Spanish play immerses Goliad audience in history (Video)
Jan. 5, 2013 at 10:04 p.m.
Updated Jan. 5, 2013 at 7:06 p.m.
The flowing Spanish resonated off the whitewashed walls of the Mission Espiritu Santo.
The actors, dressed brightly in Spanish-style costumes, played out a story thousands of years old.
Even though most of the visitors in the mission Saturday did not speak Spanish - as the Native Americans did not in the 1700s - they understood the story.
"I would say that it was about temptation, liberation and devotion. I think community, too. You could feel that," said Rachel McClelland, a visitor in the Goliad State Park from New York.

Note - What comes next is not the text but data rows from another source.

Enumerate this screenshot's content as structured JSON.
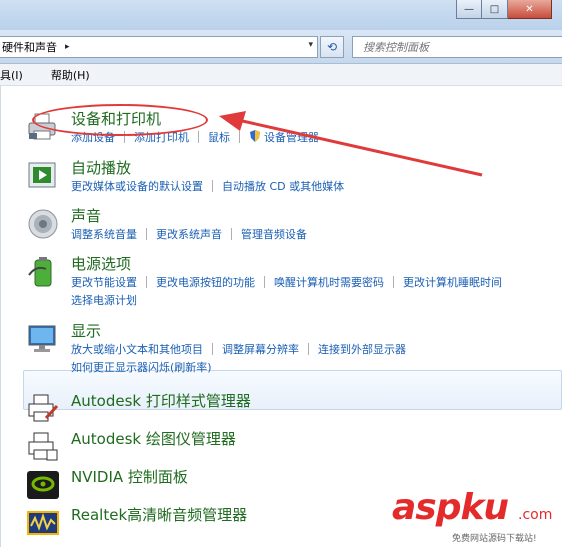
{
  "window": {
    "controls": {
      "minimize": "—",
      "maximize": "□",
      "close": "✕"
    }
  },
  "address": {
    "breadcrumb": "硬件和声音",
    "separator": "▸",
    "dropdown": "▾",
    "refresh": "⟲",
    "search_placeholder": "搜索控制面板"
  },
  "menus": [
    "具(I)",
    "帮助(H)"
  ],
  "groups": [
    {
      "id": "devices-printers",
      "icon": "printer-icon",
      "title": "设备和打印机",
      "lines": [
        [
          "添加设备",
          "添加打印机",
          "鼠标",
          "设备管理器"
        ]
      ]
    },
    {
      "id": "autoplay",
      "icon": "autoplay-icon",
      "title": "自动播放",
      "lines": [
        [
          "更改媒体或设备的默认设置",
          "自动播放 CD 或其他媒体"
        ]
      ]
    },
    {
      "id": "sound",
      "icon": "speaker-icon",
      "title": "声音",
      "lines": [
        [
          "调整系统音量",
          "更改系统声音",
          "管理音频设备"
        ]
      ]
    },
    {
      "id": "power",
      "icon": "battery-icon",
      "title": "电源选项",
      "lines": [
        [
          "更改节能设置",
          "更改电源按钮的功能",
          "唤醒计算机时需要密码",
          "更改计算机睡眠时间"
        ],
        [
          "选择电源计划"
        ]
      ]
    },
    {
      "id": "display",
      "icon": "monitor-icon",
      "title": "显示",
      "lines": [
        [
          "放大或缩小文本和其他项目",
          "调整屏幕分辨率",
          "连接到外部显示器"
        ],
        [
          "如何更正显示器闪烁(刷新率)"
        ]
      ]
    },
    {
      "id": "autodesk-plot-style",
      "icon": "plot-style-printer-icon",
      "title": "Autodesk 打印样式管理器",
      "lines": []
    },
    {
      "id": "autodesk-plotter",
      "icon": "plotter-icon",
      "title": "Autodesk 绘图仪管理器",
      "lines": []
    },
    {
      "id": "nvidia",
      "icon": "nvidia-icon",
      "title": "NVIDIA 控制面板",
      "lines": []
    },
    {
      "id": "realtek",
      "icon": "realtek-audio-icon",
      "title": "Realtek高清晰音频管理器",
      "lines": []
    }
  ],
  "watermark": {
    "brand": "aspku",
    "suffix": ".com",
    "tagline": "免费网站源码下载站!"
  },
  "colors": {
    "title_green": "#1f6b1f",
    "link_blue": "#1a5fb4",
    "annotation_red": "#e03a3a"
  }
}
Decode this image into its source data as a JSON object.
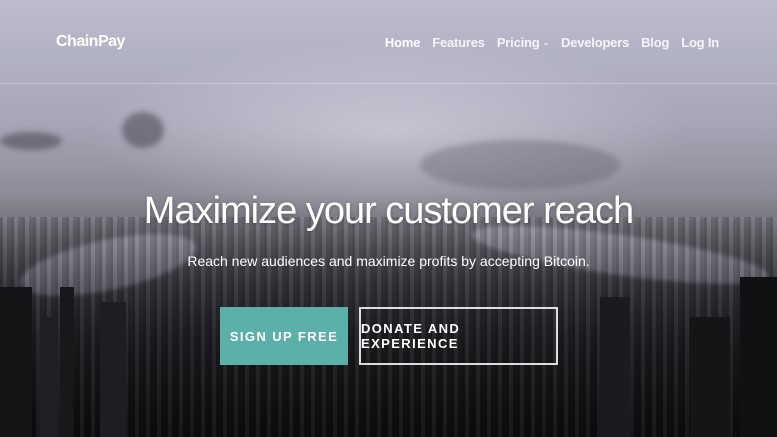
{
  "brand": {
    "name": "ChainPay"
  },
  "nav": {
    "items": [
      {
        "label": "Home",
        "active": true
      },
      {
        "label": "Features"
      },
      {
        "label": "Pricing",
        "dropdown": true,
        "icon": "chevron-down-icon"
      },
      {
        "label": "Developers"
      },
      {
        "label": "Blog"
      },
      {
        "label": "Log In"
      }
    ]
  },
  "hero": {
    "headline": "Maximize your customer reach",
    "subheadline": "Reach new audiences and maximize profits by accepting Bitcoin.",
    "primary_cta": "SIGN UP FREE",
    "secondary_cta": "DONATE AND EXPERIENCE"
  },
  "colors": {
    "accent": "#5bb0a9",
    "text": "#ffffff"
  }
}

McClelland and the 15 other guests could guess the themes of "Los Pastores - A Shepherd's Play" performed by Los Pastores De Belen (The Shepherds of Bethlehem), because of the symbolism and lively animation.
Franciscan priests created the action-filled dramas in the 16th century to share Catholicism with the Mesoamerican Indians who did not speak Spanish, according to a release by the Goliad State Park.
"My opinion is that it is important that people get a feel for what the Native Americans went through ... and it is an aspect that takes you back to what the mission was like," said Tammy Zellner, ranger at the park.
She said Saturday's audience, as well as the Native Americans, used observations to learn the story.
"It is amazing how, without knowing the language, you can still follow along just knowing the body language and the symbols," Zellner said.
Connie Rodriguez, assistant director of the group out of San Antonio, said they have performed in Goliad for the past seven years, since the site probably hosted these plays.
"It is about the fight between good and evil, and that way the indigenous got to learn about the birth of Christ. ... This is the mission of the Holy Spirit, and we feel that when we come here we are touched by the spirit," Rodriguez said.
Made up of 18 volunteers, she said some members of the group have been acting in the plays since they were children.
They depict the birth of Jesus, meant to remind people of the reason for Christmas, about 12 to 16 times in December and January.
"I really felt the devotion of the people. It was obvious that they were loving it and loving what they were doing. They cared deeply about it, and that is what made it special," McClelland said.